• Task to carry out
Lines of the records that hold the word "value" are to be counted; give the number and nothing more.

Data entries
* * * *
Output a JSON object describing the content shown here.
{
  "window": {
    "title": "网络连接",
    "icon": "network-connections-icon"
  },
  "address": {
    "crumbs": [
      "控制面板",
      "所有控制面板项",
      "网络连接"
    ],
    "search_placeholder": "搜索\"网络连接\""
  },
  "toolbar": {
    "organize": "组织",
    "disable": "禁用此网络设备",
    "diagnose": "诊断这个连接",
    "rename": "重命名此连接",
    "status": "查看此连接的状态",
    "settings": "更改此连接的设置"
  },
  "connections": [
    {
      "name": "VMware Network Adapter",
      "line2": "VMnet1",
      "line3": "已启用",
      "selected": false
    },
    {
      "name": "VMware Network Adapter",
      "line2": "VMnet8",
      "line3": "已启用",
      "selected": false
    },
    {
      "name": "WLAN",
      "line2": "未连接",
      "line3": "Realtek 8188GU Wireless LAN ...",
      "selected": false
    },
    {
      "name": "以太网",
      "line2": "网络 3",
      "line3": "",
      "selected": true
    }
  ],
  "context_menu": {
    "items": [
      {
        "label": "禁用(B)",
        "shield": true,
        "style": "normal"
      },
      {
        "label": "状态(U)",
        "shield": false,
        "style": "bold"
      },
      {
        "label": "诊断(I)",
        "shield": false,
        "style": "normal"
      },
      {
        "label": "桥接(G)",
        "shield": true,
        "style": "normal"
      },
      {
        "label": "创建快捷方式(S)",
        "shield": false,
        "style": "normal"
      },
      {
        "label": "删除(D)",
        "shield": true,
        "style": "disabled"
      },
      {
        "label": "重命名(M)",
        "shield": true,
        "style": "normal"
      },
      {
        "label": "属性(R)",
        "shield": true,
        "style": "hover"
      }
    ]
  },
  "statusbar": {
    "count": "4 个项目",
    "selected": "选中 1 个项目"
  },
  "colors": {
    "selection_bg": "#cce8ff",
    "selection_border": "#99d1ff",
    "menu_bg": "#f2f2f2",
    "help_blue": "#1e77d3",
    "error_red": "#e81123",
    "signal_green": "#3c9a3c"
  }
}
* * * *
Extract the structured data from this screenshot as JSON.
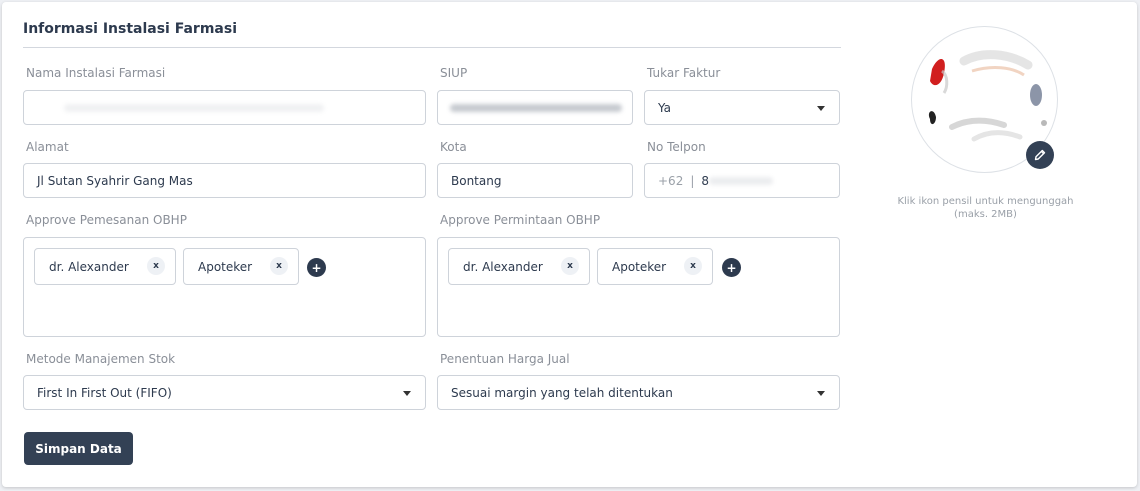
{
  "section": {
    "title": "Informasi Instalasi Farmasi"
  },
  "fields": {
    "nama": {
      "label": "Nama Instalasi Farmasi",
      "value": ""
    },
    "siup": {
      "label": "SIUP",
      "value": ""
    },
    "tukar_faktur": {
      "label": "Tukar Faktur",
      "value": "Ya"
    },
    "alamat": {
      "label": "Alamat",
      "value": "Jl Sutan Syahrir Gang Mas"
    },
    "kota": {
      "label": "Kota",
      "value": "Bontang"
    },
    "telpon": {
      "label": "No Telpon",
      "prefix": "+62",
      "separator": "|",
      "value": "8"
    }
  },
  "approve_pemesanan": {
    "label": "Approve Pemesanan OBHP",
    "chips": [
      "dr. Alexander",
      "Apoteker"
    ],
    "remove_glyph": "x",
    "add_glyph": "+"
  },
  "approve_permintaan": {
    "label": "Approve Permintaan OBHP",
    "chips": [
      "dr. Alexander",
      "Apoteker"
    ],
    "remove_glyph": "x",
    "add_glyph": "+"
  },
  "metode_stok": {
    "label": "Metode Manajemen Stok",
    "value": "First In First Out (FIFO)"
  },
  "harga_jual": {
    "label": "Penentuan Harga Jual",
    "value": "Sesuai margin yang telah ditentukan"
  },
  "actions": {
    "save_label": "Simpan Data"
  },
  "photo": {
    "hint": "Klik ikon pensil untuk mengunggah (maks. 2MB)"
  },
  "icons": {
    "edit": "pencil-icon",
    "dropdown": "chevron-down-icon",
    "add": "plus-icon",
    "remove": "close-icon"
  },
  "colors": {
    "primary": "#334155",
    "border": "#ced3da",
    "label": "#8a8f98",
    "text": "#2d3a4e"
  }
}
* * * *
• Task answer
8